Rare or Unreleased 29: Charles C. Leary

We can probably thank Devendra Banhart for the '00s resurgence in DIY home recordings, both in folk and indie rock. At one time the domain of eccentric artists, then the trendy, by now lo-fi home recordings have become an easy resort, with anyone not deemed good enough by serious record companies simply spewing out his or her mediocrity, in the belief that the intimacy associated with home recordings automatically translates into sincerity and talent. It doesn't.
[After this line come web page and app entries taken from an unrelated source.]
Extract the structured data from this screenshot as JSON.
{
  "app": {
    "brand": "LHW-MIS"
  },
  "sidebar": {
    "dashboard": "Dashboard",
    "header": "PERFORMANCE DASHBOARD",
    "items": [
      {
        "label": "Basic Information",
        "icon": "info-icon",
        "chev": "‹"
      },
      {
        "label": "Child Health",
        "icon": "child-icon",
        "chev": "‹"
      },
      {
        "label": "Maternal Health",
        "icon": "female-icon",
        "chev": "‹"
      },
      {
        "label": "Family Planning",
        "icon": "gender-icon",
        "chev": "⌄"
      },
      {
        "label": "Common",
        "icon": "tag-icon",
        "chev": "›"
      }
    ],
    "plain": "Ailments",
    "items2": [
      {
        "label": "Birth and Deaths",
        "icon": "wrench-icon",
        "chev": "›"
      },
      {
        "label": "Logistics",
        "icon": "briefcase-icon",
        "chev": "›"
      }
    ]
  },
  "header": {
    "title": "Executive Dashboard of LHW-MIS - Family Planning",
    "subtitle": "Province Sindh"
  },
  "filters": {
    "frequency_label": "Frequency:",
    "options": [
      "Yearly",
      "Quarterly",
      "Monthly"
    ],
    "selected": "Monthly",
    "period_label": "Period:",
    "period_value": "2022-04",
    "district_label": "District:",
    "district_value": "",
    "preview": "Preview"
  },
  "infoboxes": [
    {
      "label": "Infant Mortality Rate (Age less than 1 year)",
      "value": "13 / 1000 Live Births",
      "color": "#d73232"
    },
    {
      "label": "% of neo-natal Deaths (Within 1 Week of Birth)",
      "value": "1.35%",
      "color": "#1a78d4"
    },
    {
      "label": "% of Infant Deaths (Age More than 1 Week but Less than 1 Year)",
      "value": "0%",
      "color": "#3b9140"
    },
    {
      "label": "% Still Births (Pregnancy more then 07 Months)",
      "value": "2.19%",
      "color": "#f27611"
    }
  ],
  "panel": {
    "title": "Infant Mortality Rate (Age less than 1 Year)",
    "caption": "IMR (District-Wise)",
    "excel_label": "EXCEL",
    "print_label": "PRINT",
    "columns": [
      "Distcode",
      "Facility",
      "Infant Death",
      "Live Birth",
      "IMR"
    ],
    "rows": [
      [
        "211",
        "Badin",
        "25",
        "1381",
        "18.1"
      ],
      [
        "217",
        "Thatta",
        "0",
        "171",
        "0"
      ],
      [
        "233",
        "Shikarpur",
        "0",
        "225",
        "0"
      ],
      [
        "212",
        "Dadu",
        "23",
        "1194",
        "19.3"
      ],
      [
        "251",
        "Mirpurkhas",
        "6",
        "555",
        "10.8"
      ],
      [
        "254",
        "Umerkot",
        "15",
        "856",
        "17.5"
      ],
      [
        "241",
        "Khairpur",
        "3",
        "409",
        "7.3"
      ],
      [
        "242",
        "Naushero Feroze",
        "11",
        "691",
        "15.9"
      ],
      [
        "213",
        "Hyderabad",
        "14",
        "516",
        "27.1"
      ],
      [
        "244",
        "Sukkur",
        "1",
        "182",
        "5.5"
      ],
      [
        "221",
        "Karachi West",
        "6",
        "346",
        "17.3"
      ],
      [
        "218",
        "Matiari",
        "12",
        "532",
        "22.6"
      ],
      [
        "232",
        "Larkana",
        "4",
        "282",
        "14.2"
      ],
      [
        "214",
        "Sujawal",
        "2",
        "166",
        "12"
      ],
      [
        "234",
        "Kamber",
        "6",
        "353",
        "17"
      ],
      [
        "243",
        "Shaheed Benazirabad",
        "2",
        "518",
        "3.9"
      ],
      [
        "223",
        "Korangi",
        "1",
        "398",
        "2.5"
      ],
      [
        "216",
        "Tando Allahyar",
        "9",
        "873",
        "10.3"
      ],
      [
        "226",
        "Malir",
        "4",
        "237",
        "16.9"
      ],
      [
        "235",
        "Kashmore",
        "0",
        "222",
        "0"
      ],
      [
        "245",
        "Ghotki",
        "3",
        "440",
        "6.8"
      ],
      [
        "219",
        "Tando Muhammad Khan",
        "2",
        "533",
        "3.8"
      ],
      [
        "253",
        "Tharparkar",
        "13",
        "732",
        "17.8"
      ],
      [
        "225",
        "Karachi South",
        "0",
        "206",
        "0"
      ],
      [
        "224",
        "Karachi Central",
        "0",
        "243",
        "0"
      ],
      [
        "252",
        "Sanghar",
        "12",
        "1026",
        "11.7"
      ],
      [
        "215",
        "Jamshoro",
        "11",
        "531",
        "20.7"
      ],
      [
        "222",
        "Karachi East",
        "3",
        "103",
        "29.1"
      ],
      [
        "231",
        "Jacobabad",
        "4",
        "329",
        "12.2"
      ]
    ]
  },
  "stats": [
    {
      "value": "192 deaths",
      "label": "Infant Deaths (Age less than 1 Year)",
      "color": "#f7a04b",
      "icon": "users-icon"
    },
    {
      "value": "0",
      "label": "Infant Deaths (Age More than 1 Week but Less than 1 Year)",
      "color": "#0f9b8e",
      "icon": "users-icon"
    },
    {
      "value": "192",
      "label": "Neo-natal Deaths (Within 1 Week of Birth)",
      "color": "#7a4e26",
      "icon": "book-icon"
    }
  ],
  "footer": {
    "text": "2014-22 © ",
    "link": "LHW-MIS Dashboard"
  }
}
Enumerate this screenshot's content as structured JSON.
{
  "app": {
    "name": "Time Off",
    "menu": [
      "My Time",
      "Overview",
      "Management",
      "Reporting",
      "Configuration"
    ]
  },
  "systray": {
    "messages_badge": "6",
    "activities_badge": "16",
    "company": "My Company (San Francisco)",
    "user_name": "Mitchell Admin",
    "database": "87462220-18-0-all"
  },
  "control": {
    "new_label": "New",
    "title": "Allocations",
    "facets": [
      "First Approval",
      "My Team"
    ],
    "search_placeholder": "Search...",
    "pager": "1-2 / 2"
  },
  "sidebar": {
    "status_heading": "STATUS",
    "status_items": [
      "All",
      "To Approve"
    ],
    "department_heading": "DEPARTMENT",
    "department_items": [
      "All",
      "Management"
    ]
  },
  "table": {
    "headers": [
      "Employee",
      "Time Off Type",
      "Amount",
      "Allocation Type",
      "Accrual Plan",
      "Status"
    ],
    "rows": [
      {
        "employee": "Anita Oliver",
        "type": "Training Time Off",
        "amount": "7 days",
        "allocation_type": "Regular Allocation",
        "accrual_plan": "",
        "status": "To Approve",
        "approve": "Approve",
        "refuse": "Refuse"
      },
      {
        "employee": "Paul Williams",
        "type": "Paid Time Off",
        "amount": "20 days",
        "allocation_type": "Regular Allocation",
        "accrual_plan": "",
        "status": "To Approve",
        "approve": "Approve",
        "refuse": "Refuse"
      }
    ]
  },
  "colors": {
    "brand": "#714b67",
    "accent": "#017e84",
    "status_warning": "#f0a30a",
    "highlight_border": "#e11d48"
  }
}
There are advantages to unpretentious home recordings, though: Overlooked talent is less likely to be hampered by a lack of investors ready to provide studio time, and rawness often contains the energy lost in reconstructive studio recordings… Besides, hi-fi enthusiasts have it all wrong, much like perverts who rub their privates on glossy magazine paper, rather than at the sight of the mind-tickling, pornographic images on it. Home recordings full of warbling tape hiss and distortion aren't aural infidelity, just a different approach to sound (and a welcome break from the deceptively realistic philosophy of hi-fi-philes). Which is why Devendra Banhart sounded so fresh when he came out with rough debut album Oh Me Oh My… The Way the Day Goes By the Sun Is Setting Dogs Are Dreaming Lovesongs of the Christmas Spirit in 2002.

Well, one of the reasons. Not one to sit home alone and pine, forlorn and clueless, for some unreciprocated love—or harp on about childhood memories irrelevant to anyone but the songwriter, or childlike flights of fancy involving hobbits, animals with names and trees with souls—Banhart's spontaneous, silly and wholly unrestricted lyrics (by turns infantile, creepy and poignant, as if he saw no distinction between the three) and delivery free from self-consciousness and contrivance set him apart from all the other New-Weird-Americana-Freak-Folk-Family scenesters indulging in their moss-hugging whimsy. What makes Banhart so compelling isn't that he opposes yoga-animist crystal worship—he doesn't—but that he combines this with more unsettling, unrestrained elements that percolate there just at the surface of his awareness. Like the original hippies (forgotten by today's retro, unwashed ecologists clinging to identity packs limited to ideas of light, love and organic vegetarian food, and all but alien to occultism and orgies), an element of freewheeling black psychosis is involved in many of Banhart's original home recordings. Thankfully, our man was (by his own accounts) doing a lot of speed at the time, which would counter any insipidly pacifying effects of joint smoking…

When Young God Records released Oh Me Oh My…, the CD was a compilation out of a huge batch of songs recorded by Banhart onto four-track, answering machines, &c., chosen at random. An EP of more of these recordings—«The Black Babies»—soon appeared. Since then, every once in a while a previously unissued song from this period appears on some compilation or other (like The Fold Compilation, The Enlightened Family, and Yeti 3). The first single from Banhart's second studio album, «Little Yellow Spider», also contained old home recordings.

One forgotten album, however, is The Charles C. Leary, named after the songin turn named after Banhart's grandfather's ship (or so Banhart says). Whatever the etymology, the CD was released by French label Hinah in 2002, but quickly discontinued (due to licensing issues vis-à-vis Young God Records, I'd imagine). The Charles C. Leary contained many of the songs on Oh Me Oh My…, as well as songs that would later appear on The Fold Compilation and Yeti 3.

As Toilet Guppies isn't one of those blogs that pompously pretends to share files in a valiant battle against big corporations, when really the reason to use artists' product is to draw people to the self-indulgent blog (at the same time denying those very same artists their due income), I've included only those songs off The Charles C. Leary that aren't commercially available elsewhere. The other songs are readily for sale, and well worth the price.

1. Bish-bash Falls
2. Soothe My Soul, Mend My Mind
3. Ay Mama—Ay Mama
«Ay Mama» was later reworked—complete with the unbeatable combo of trombone and organ—and appears on Niño rojo.
4. The Fish Are Scratched Up Flies
5. Artsandcrafts (live at 40th Street West)
6. The Animal Map
7. Ride Away Like Roy Orbison
This song was re-recorded in the studio and released under the title «There's Always Something Happening» on the Natalie Portman-curated, iTunes-exclusive charity comp Big Change—Songs for FINCA, benefitting micro-financing schemes for women's businesses in the Third World.
8. Noah
Another song that later emerged in a studio-recorded band version, on Niño rojo.
9. Aperpareplane (early recording)
10. I Played Organ while Colter Played Guitar
11. Joe Cain
Unwind, unhinge and enjoy!

No comments:

Post a Comment